Dataset excerpts Start Marker

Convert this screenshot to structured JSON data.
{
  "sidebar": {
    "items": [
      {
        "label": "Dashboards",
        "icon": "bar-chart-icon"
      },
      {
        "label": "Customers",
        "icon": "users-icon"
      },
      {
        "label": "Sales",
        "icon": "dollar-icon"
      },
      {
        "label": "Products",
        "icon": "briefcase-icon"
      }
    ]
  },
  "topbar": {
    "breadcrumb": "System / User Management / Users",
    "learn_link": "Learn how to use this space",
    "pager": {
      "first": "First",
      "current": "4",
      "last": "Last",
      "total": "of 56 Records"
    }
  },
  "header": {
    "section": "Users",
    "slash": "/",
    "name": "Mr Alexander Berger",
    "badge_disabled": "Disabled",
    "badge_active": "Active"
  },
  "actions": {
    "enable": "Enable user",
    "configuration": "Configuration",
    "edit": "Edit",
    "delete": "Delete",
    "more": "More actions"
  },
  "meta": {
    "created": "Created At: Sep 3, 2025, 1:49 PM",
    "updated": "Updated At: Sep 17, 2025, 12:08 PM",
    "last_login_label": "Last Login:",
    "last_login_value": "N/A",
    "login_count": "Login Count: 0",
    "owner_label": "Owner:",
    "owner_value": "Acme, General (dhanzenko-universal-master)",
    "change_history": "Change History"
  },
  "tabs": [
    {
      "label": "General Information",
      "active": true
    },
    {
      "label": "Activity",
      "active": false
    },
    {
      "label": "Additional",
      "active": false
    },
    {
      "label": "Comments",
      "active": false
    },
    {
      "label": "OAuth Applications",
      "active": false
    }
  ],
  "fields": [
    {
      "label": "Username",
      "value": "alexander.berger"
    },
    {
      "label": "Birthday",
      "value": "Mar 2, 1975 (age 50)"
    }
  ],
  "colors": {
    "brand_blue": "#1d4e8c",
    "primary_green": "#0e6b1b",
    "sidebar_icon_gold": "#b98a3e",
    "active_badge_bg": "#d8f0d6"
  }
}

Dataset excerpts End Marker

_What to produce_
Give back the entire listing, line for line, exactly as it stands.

_Task result_
Convert this screenshot to structured JSON data.
{
  "sidebar": {
    "items": [
      {
        "label": "Dashboards",
        "icon": "bar-chart-icon"
      },
      {
        "label": "Customers",
        "icon": "users-icon"
      },
      {
        "label": "Sales",
        "icon": "dollar-icon"
      },
      {
        "label": "Products",
        "icon": "briefcase-icon"
      }
    ]
  },
  "topbar": {
    "breadcrumb": "System / User Management / Users",
    "learn_link": "Learn how to use this space",
    "pager": {
      "first": "First",
      "current": "4",
      "last": "Last",
      "total": "of 56 Records"
    }
  },
  "header": {
    "section": "Users",
    "slash": "/",
    "name": "Mr Alexander Berger",
    "badge_disabled": "Disabled",
    "badge_active": "Active"
  },
  "actions": {
    "enable": "Enable user",
    "configuration": "Configuration",
    "edit": "Edit",
    "delete": "Delete",
    "more": "More actions"
  },
  "meta": {
    "created": "Created At: Sep 3, 2025, 1:49 PM",
    "updated": "Updated At: Sep 17, 2025, 12:08 PM",
    "last_login_label": "Last Login:",
    "last_login_value": "N/A",
    "login_count": "Login Count: 0",
    "owner_label": "Owner:",
    "owner_value": "Acme, General (dhanzenko-universal-master)",
    "change_history": "Change History"
  },
  "tabs": [
    {
      "label": "General Information",
      "active": true
    },
    {
      "label": "Activity",
      "active": false
    },
    {
      "label": "Additional",
      "active": false
    },
    {
      "label": "Comments",
      "active": false
    },
    {
      "label": "OAuth Applications",
      "active": false
    }
  ],
  "fields": [
    {
      "label": "Username",
      "value": "alexander.berger"
    },
    {
      "label": "Birthday",
      "value": "Mar 2, 1975 (age 50)"
    }
  ],
  "colors": {
    "brand_blue": "#1d4e8c",
    "primary_green": "#0e6b1b",
    "sidebar_icon_gold": "#b98a3e",
    "active_badge_bg": "#d8f0d6"
  }
}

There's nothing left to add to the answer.